[Web page and app entries]
^^^^

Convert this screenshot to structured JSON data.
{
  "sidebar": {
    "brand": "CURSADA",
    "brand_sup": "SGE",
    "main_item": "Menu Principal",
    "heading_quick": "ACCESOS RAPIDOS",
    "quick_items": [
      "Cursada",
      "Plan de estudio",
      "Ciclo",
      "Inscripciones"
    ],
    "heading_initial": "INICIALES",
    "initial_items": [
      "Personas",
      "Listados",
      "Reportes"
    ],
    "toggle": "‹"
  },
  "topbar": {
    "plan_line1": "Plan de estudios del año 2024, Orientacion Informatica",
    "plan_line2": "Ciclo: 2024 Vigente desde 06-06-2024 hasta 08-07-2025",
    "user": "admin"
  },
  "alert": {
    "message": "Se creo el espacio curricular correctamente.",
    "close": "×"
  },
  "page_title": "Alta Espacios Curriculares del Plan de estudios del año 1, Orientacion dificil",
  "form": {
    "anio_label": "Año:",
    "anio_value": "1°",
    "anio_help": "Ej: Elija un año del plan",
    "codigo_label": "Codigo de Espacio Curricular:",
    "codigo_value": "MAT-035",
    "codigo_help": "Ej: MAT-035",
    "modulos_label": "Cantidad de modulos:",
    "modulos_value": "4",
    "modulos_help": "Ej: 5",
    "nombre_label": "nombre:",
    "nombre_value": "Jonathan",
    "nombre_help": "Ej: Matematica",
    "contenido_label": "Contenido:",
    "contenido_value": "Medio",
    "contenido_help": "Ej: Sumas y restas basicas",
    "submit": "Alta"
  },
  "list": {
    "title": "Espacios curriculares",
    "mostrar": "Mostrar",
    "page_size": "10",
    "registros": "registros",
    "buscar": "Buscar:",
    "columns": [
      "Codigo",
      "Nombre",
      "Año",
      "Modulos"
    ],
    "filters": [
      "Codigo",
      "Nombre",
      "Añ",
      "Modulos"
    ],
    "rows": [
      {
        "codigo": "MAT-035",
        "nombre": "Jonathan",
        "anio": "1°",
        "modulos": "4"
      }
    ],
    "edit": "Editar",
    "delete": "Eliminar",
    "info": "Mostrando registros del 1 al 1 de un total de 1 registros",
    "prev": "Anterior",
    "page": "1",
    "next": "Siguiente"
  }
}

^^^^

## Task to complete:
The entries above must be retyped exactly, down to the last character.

## Output of the exercise:
Convert this screenshot to structured JSON data.
{
  "sidebar": {
    "brand": "CURSADA",
    "brand_sup": "SGE",
    "main_item": "Menu Principal",
    "heading_quick": "ACCESOS RAPIDOS",
    "quick_items": [
      "Cursada",
      "Plan de estudio",
      "Ciclo",
      "Inscripciones"
    ],
    "heading_initial": "INICIALES",
    "initial_items": [
      "Personas",
      "Listados",
      "Reportes"
    ],
    "toggle": "‹"
  },
  "topbar": {
    "plan_line1": "Plan de estudios del año 2024, Orientacion Informatica",
    "plan_line2": "Ciclo: 2024 Vigente desde 06-06-2024 hasta 08-07-2025",
    "user": "admin"
  },
  "alert": {
    "message": "Se creo el espacio curricular correctamente.",
    "close": "×"
  },
  "page_title": "Alta Espacios Curriculares del Plan de estudios del año 1, Orientacion dificil",
  "form": {
    "anio_label": "Año:",
    "anio_value": "1°",
    "anio_help": "Ej: Elija un año del plan",
    "codigo_label": "Codigo de Espacio Curricular:",
    "codigo_value": "MAT-035",
    "codigo_help": "Ej: MAT-035",
    "modulos_label": "Cantidad de modulos:",
    "modulos_value": "4",
    "modulos_help": "Ej: 5",
    "nombre_label": "nombre:",
    "nombre_value": "Jonathan",
    "nombre_help": "Ej: Matematica",
    "contenido_label": "Contenido:",
    "contenido_value": "Medio",
    "contenido_help": "Ej: Sumas y restas basicas",
    "submit": "Alta"
  },
  "list": {
    "title": "Espacios curriculares",
    "mostrar": "Mostrar",
    "page_size": "10",
    "registros": "registros",
    "buscar": "Buscar:",
    "columns": [
      "Codigo",
      "Nombre",
      "Año",
      "Modulos"
    ],
    "filters": [
      "Codigo",
      "Nombre",
      "Añ",
      "Modulos"
    ],
    "rows": [
      {
        "codigo": "MAT-035",
        "nombre": "Jonathan",
        "anio": "1°",
        "modulos": "4"
      }
    ],
    "edit": "Editar",
    "delete": "Eliminar",
    "info": "Mostrando registros del 1 al 1 de un total de 1 registros",
    "prev": "Anterior",
    "page": "1",
    "next": "Siguiente"
  }
}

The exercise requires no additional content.